Look through the data below, and copy each line that carries the word "chevron".

### Input data

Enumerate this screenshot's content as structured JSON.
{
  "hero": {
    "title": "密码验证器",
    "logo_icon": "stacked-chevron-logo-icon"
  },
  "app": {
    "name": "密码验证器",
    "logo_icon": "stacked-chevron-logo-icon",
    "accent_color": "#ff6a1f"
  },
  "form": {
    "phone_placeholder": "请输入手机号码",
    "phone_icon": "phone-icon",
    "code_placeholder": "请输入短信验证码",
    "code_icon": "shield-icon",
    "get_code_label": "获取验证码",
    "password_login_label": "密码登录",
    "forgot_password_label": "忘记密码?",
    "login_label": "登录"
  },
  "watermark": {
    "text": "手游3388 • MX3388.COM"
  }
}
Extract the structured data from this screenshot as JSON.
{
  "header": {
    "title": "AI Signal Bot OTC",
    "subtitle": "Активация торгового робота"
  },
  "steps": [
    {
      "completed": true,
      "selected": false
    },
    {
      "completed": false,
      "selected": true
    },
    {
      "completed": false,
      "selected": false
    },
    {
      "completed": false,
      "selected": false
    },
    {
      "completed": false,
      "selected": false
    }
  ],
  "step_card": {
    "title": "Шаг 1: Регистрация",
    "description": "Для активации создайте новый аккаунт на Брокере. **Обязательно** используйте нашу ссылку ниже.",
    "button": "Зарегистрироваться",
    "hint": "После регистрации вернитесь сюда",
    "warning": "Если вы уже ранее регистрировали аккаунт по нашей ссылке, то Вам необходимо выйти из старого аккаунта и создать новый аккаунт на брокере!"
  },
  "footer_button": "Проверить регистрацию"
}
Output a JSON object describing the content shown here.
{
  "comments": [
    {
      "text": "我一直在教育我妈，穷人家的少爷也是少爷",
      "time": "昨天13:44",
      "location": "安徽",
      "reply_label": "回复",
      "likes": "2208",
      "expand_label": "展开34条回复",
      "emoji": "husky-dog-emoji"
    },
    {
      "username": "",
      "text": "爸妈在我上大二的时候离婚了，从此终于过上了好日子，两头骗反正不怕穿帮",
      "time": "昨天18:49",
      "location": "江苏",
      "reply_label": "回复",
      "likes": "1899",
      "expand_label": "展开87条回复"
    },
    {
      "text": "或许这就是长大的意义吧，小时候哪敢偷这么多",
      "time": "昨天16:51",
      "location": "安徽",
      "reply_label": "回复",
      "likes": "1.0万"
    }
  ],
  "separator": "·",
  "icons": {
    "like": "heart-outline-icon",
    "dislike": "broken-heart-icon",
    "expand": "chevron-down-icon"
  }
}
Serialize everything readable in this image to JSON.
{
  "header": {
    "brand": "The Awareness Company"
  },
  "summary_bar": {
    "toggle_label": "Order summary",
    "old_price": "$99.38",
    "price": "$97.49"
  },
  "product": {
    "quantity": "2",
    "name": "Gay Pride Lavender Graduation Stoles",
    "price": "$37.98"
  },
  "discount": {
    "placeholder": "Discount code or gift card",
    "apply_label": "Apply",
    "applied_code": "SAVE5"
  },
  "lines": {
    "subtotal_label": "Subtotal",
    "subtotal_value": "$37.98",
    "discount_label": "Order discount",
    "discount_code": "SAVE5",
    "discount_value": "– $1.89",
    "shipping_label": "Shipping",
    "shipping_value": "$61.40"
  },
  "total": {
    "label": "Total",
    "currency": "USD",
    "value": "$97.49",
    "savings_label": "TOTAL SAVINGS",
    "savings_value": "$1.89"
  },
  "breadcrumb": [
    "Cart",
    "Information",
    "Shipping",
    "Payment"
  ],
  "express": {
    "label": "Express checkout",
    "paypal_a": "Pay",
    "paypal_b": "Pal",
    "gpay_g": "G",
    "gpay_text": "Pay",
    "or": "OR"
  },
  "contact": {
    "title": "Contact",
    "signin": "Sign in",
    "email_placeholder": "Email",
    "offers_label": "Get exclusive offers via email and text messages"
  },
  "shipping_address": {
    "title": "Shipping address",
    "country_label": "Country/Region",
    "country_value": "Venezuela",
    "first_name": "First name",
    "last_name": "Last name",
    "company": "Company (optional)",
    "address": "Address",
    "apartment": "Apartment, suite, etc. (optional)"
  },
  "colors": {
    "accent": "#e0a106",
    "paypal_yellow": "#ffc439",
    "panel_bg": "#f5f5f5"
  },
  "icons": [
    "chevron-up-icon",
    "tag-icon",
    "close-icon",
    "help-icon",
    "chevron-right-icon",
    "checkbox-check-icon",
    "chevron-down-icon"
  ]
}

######

» Result of the exercise:
    "logo_icon": "stacked-chevron-logo-icon"
    "logo_icon": "stacked-chevron-logo-icon",
    "expand": "chevron-down-icon"
    "chevron-up-icon",
    "chevron-right-icon",
    "chevron-down-icon"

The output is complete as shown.